  11. Got it, thanks for the reassurance Huronlad. The direction of pull seems to have been the key - rather than starting at the tail lights as shown in the FQ101 guide, I started at the lower leading edge(near the side skirts). Pulling the panel toward the outside of the chassis freed the first couple of clips with moderate resistance, and the remaining clips were reasonably well behaved. ...and I too will take an occasional wrestling match with "hopeless" over routine dances with a finicky partner. We have put 57,000km on our 2011 since purchasing it and it has for all intents and purposes been a turn-key vehicle since day one. The only thing close to a major repair which it has needed to date has been a rotted-out muffler flex pipe. Compared to our 2005 which, at 62,000km, had a laundry list of failed components and was becoming ever more needy for attention as the odometer climbed.
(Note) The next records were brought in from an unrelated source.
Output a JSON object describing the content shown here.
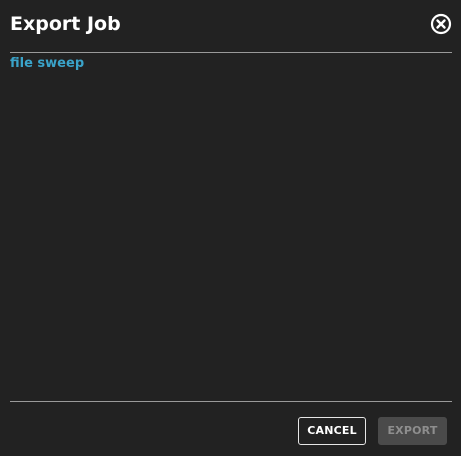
{
  "dialog": {
    "title": "Export Job",
    "job_name": "file sweep"
  },
  "buttons": {
    "cancel_label": "CANCEL",
    "export_label": "EXPORT"
  },
  "icons": {
    "close": "close-circle-icon"
  },
  "colors": {
    "background": "#222222",
    "accent": "#3aa3c9",
    "divider": "#9a9a9a",
    "disabled_button": "#4a4a4a"
  }
}
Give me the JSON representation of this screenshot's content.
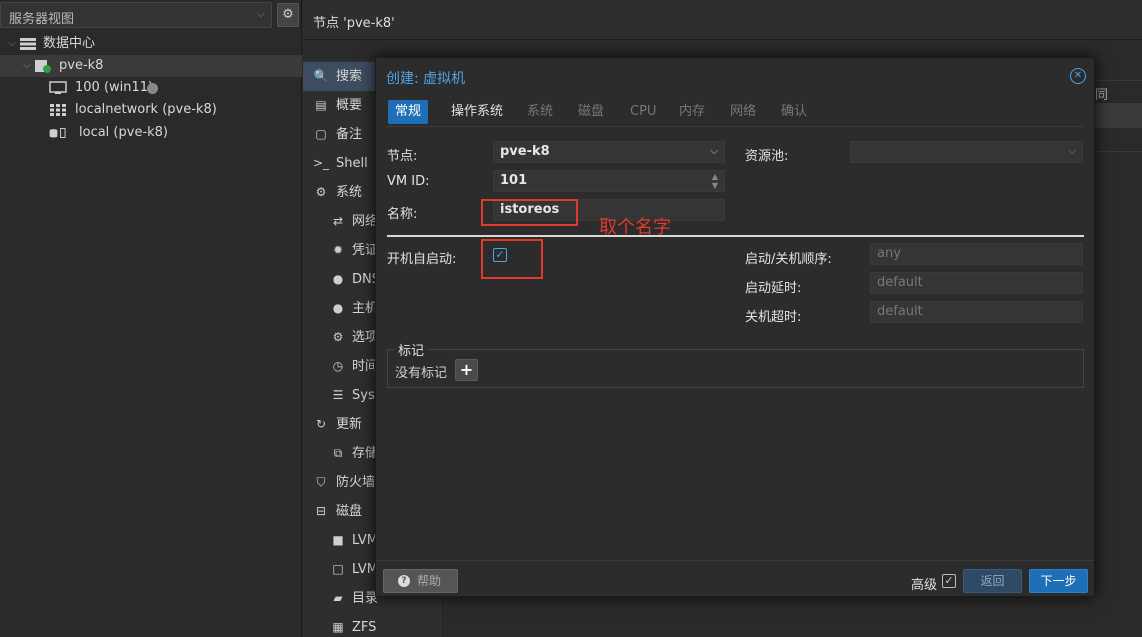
{
  "tree": {
    "view_selector": "服务器视图",
    "datacenter": "数据中心",
    "node": "pve-k8",
    "vm": "100 (win11)",
    "storage1": "localnetwork (pve-k8)",
    "storage2": "local (pve-k8)"
  },
  "node_header": "节点 'pve-k8'",
  "node_menu": {
    "items": [
      {
        "icon": "search-icon",
        "glyph": "🔍",
        "label": "搜索"
      },
      {
        "icon": "book-icon",
        "glyph": "▤",
        "label": "概要"
      },
      {
        "icon": "note-icon",
        "glyph": "▢",
        "label": "备注"
      },
      {
        "icon": "terminal-icon",
        "glyph": ">_",
        "label": "Shell"
      },
      {
        "icon": "cogs-icon",
        "glyph": "⚙",
        "label": "系统"
      },
      {
        "icon": "exchange-icon",
        "glyph": "⇄",
        "label": "网络"
      },
      {
        "icon": "cert-icon",
        "glyph": "✹",
        "label": "凭证"
      },
      {
        "icon": "globe-icon",
        "glyph": "●",
        "label": "DNS"
      },
      {
        "icon": "globe2-icon",
        "glyph": "●",
        "label": "主机"
      },
      {
        "icon": "gear-icon",
        "glyph": "⚙",
        "label": "选项"
      },
      {
        "icon": "clock-icon",
        "glyph": "◷",
        "label": "时间"
      },
      {
        "icon": "list-icon",
        "glyph": "☰",
        "label": "Syslog"
      },
      {
        "icon": "refresh-icon",
        "glyph": "↻",
        "label": "更新"
      },
      {
        "icon": "copy-icon",
        "glyph": "⧉",
        "label": "存储"
      },
      {
        "icon": "shield-icon",
        "glyph": "⛉",
        "label": "防火墙"
      },
      {
        "icon": "drive-icon",
        "glyph": "⊟",
        "label": "磁盘"
      },
      {
        "icon": "square-icon",
        "glyph": "■",
        "label": "LVM"
      },
      {
        "icon": "square-o-icon",
        "glyph": "□",
        "label": "LVM-Thin"
      },
      {
        "icon": "folder-icon",
        "glyph": "▰",
        "label": "目录"
      },
      {
        "icon": "th-icon",
        "glyph": "▦",
        "label": "ZFS"
      }
    ]
  },
  "bg_fragment": "同",
  "dialog": {
    "title": "创建: 虚拟机",
    "tabs": [
      "常规",
      "操作系统",
      "系统",
      "磁盘",
      "CPU",
      "内存",
      "网络",
      "确认"
    ],
    "node_label": "节点:",
    "node_value": "pve-k8",
    "vmid_label": "VM ID:",
    "vmid_value": "101",
    "name_label": "名称:",
    "name_value": "istoreos",
    "pool_label": "资源池:",
    "autostart_label": "开机自启动:",
    "order_label": "启动/关机顺序:",
    "order_value": "any",
    "delay_label": "启动延时:",
    "delay_value": "default",
    "shutdown_label": "关机超时:",
    "shutdown_value": "default",
    "tags_legend": "标记",
    "tags_none": "没有标记",
    "help": "帮助",
    "advanced": "高级",
    "back": "返回",
    "next": "下一步"
  },
  "annotation": "取个名字",
  "colors": {
    "accent": "#1f6fb6",
    "annotation": "#e03a2e",
    "title": "#4da3e6"
  }
}
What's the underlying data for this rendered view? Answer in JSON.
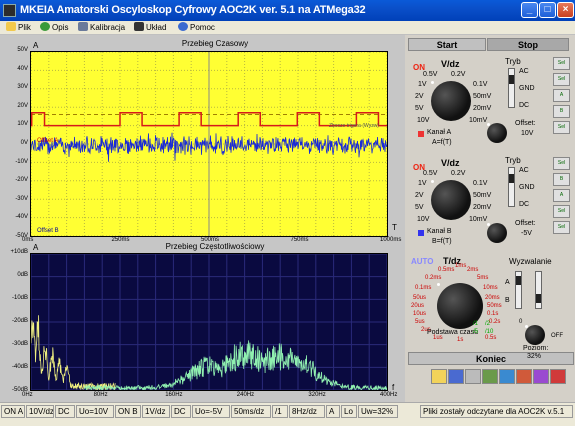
{
  "window": {
    "title": "MKEIA Amatorski Oscyloskop Cyfrowy AOC2K ver. 5.1 na ATMega32",
    "controls": {
      "minimize": "_",
      "maximize": "□",
      "close": "×"
    }
  },
  "menu": [
    {
      "label": "Plik",
      "icon": "file-icon"
    },
    {
      "label": "Opis",
      "icon": "globe-icon"
    },
    {
      "label": "Kalibracja",
      "icon": "calibration-icon"
    },
    {
      "label": "Układ",
      "icon": "circuit-icon"
    },
    {
      "label": "Pomoc",
      "icon": "help-icon"
    }
  ],
  "time_plot": {
    "title": "Przebieg Czasowy",
    "corner_left": "A",
    "corner_right": "T",
    "y_ticks": [
      "50V",
      "40V",
      "30V",
      "20V",
      "10V",
      "0V",
      "-10V",
      "-20V",
      "-30V",
      "-40V",
      "-50V"
    ],
    "x_ticks": [
      "0ms",
      "250ms",
      "500ms",
      "750ms",
      "1000ms"
    ],
    "offset_a": "Offset A",
    "offset_b": "Offset B",
    "trigger_note": "Zbocze trigera (Wyzw)",
    "colors": {
      "background": "#ffff33",
      "channel_a": "#d61a1a",
      "channel_b": "#1a2ad6"
    }
  },
  "freq_plot": {
    "title": "Przebieg Częstotliwościowy",
    "corner_left": "A",
    "corner_right": "f",
    "y_ticks": [
      "+10dB",
      "0dB",
      "-10dB",
      "-20dB",
      "-30dB",
      "-40dB",
      "-50dB"
    ],
    "x_ticks": [
      "0Hz",
      "80Hz",
      "160Hz",
      "240Hz",
      "320Hz",
      "400Hz"
    ],
    "colors": {
      "background": "#0a0a40",
      "channel_a": "#f0f080",
      "channel_b": "#90f0b0"
    }
  },
  "panel": {
    "start": "Start",
    "stop": "Stop",
    "channel_a": {
      "on": "ON",
      "vdz": "V/dz",
      "tryb": "Tryb",
      "scale_labels": [
        "0.5V",
        "0.2V",
        "1V",
        "0.1V",
        "2V",
        "50mV",
        "5V",
        "20mV",
        "10V",
        "10mV"
      ],
      "modes": [
        "AC",
        "GND",
        "DC"
      ],
      "name": "Kanał A",
      "formula": "A=f(T)",
      "offset_label": "Offset:",
      "offset_value": "10V"
    },
    "channel_b": {
      "on": "ON",
      "vdz": "V/dz",
      "tryb": "Tryb",
      "scale_labels": [
        "0.5V",
        "0.2V",
        "1V",
        "0.1V",
        "2V",
        "50mV",
        "5V",
        "20mV",
        "10V",
        "10mV"
      ],
      "modes": [
        "AC",
        "GND",
        "DC"
      ],
      "name": "Kanał B",
      "formula": "B=f(T)",
      "offset_label": "Offset:",
      "offset_value": "-5V"
    },
    "timebase": {
      "auto": "AUTO",
      "tdz": "T/dz",
      "scale_labels": [
        "0.5ms",
        "1ms",
        "2ms",
        "0.2ms",
        "5ms",
        "0.1ms",
        "10ms",
        "50us",
        "20ms",
        "20us",
        "50ms",
        "10us",
        "0.1s",
        "5us",
        "0.2s",
        "2us",
        "0.5s",
        "1us",
        "1s"
      ],
      "footer": "Podstawa czasu",
      "multipliers": [
        "/1",
        "/2",
        "/5",
        "/10"
      ]
    },
    "trigger": {
      "label": "Wyzwalanie",
      "sources": [
        "A",
        "B"
      ],
      "level_label": "Poziom:",
      "level_value": "32%",
      "min": "0",
      "max": "OFF"
    },
    "side_buttons": [
      "Sel",
      "Sel",
      "A",
      "B",
      "Sel",
      "Sel",
      "B",
      "A",
      "Sel",
      "Sel"
    ],
    "koniec": "Koniec",
    "toolbar_icons": [
      "folder-icon",
      "save-icon",
      "print-icon",
      "tools-icon",
      "export-icon",
      "chart-icon",
      "image-icon",
      "settings-icon"
    ]
  },
  "status": {
    "cells": [
      "ON A",
      "10V/dz",
      "DC",
      "Uo=10V",
      "ON B",
      "1V/dz",
      "DC",
      "Uo=-5V",
      "50ms/dz",
      "/1",
      "8Hz/dz",
      "A",
      "Lo",
      "Uw=32%"
    ],
    "message": "Pliki zostały odczytane dla AOC2K v.5.1"
  },
  "chart_data": [
    {
      "type": "line",
      "title": "Przebieg Czasowy",
      "x_unit": "ms",
      "xlim": [
        0,
        1000
      ],
      "ylim": [
        -50,
        50
      ],
      "y_unit": "V",
      "series": [
        {
          "name": "Offset A",
          "style": "square-wave",
          "low": 10,
          "high": 17,
          "period_ms": 166,
          "pulse_ms": 62
        },
        {
          "name": "Offset B",
          "style": "noise",
          "center": -0.5,
          "amplitude": 4
        }
      ],
      "grid": true
    },
    {
      "type": "line",
      "title": "Przebieg Częstotliwościowy",
      "x_unit": "Hz",
      "xlim": [
        0,
        400
      ],
      "ylim": [
        -50,
        10
      ],
      "y_unit": "dB",
      "series": [
        {
          "name": "A",
          "peaks_hz": [
            2,
            8,
            16,
            24,
            32,
            40
          ],
          "peak_db": [
            -15,
            -20,
            -28,
            -33,
            -37,
            -40
          ]
        },
        {
          "name": "B",
          "peaks_hz": [
            200,
            240,
            280,
            300
          ],
          "peak_db": [
            -37,
            -30,
            -31,
            -36
          ]
        }
      ],
      "grid": true
    }
  ]
}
  12. G'day! I'm attempting to remove the rear panels in order to do some exhaust work. Using FQ101's guide I am at the stage which claims that I should be able to pull the light surrounds away from the chassis "and they should free without a problem", but there is a fair bit of resistance there. Can anyone who has done this before provide any tips or suggestions? I'm leery of breaking things...
  13. I wonder what model she had? I can't for the life of me think of a "detachable cap" on the North American 450 or 451 which might be mistaken for the fuel tank fill port, but leads to the passenger compartment instead.
  14. Thank you, Sir, may I have another? This morning, east Ottawa-ish. http://www.cbc.ca/news/canada/ottawa/smart-car-fire-ottawa-1.4442705
  15. I swapped our winter tires on, and for the first time in 30 years of driving experienced less road noise on dry pavement with winters than with summers. Perhaps I should stop cheaping-out on summer rubber...